And now—well, Doc, my back hurts from time to time. Today when I was teaching, for example, I had shooting pains on the lower left side. I concealed the pain from my students, but every once in a while I flinched. It was like someone was jabbing a needle into my spine. You may remember that I previously cured my back problems by sleeping on the floor for a year. What if I slept on a really soft mattress for the same period of time? Would the subsequent back pain qualify me for disability?
And sometimes my knees creak when I climb stairs. Where I work, I have to climb two flights of stairs to my classroom, and because I leave that classroom several times a day, my hikes add up to a lot of stairs. (If it would help, I could keep track of the number of stairs climbed each day.) Before I lost all that weight four years ago, my knees actually crunched on stairwells. What do you think—should I gain all that weight back and go for workplace disability using the knee ploy?
If the knees don’t cut the mustard, how about fatigue? The last time I felt completely rested was June 1969. Sleep is no friend of mine, and often during the day I find myself longing for a nap. Sometimes in the late evening I fall asleep while watching Netflix on my computer. (New Amsterdam gin may occasionally factor into this communion with Morpheus.) Talk about Chronic Fatigue Syndrome! Are my failed attempts at slumber reasonable cause to declare me impaired? (By impaired, I refer to the fatigue, not the gin.)
As you know, I earn a small portion of my income putting out essays and reviews, and have even published two books, both high-stress endeavors. Now, as everyone knows, writers drink a lot, suffer depression and neuroses, and go crazy at the drop of a hat. (Yes, yes, that’s a cliché—live with it.) For nearly 40 years, the Muse has possessed, pleasured, and plagued me. Surely, by now, I qualify for disability as a reward for my artistic suffering and sorrowful angst.
You also know me as a Catholic. I joined the Church at age 40, and my faith brings me great strength, but having crossed the Tiber a score of years ago, I find myself possessed by a Catholic sense of guilt. On numerous occasions, sin has darkened my door. (Sometimes, frankly, it just struts through that door and makes itself right at home.) At present, I take those sins to a confessional, a priest, and the Big Kahuna in the sky. But now I wonder: Would I be better off seeing a shrink? Could I then be declared disabled?

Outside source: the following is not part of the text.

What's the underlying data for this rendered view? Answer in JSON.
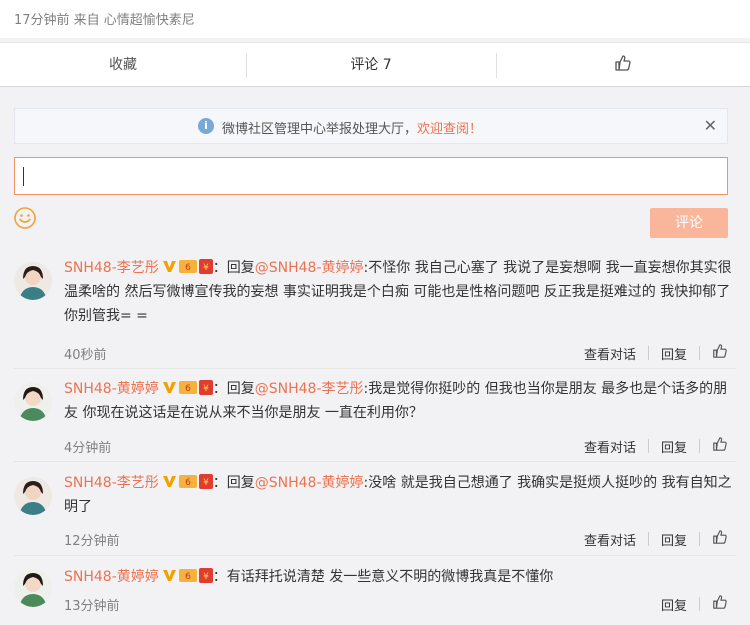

Finally, I spend a lot of time alone. Doc, I mean it, a prisoner in solitary has nothing on me. Often, the craziest thoughts occur when I am sitting on my porch or working alone in my apartment. Sometimes, for instance, despite all the hardships recounted here, I feel grateful to be alive and productive. Insane, right? Sometimes I recollect my past and think, Well, you’ve lived a full, rich life. How nuts is that? And despite all the mourning and weeping here in this vale of tears, dawn always finds me sitting on my front porch and falling in love with the world all over again. Certifiable? I think so.
Doc, I’m not asking you to move mountains. I’m not even asking you to move molehills. I just want what’s rightfully mine. My life has brought great hardship and suffering. After working for 45 years, I just want to enjoy a slice of the good old American pie.
It’s a small favor I’m asking, Doc. Declare me disabled.
All the best to you from your infirm patient,
P.S. If possible, please get me one of those little handicapped thingamajigs to hang on the mirror of my car. Finding parking spaces at the gym is a real pain.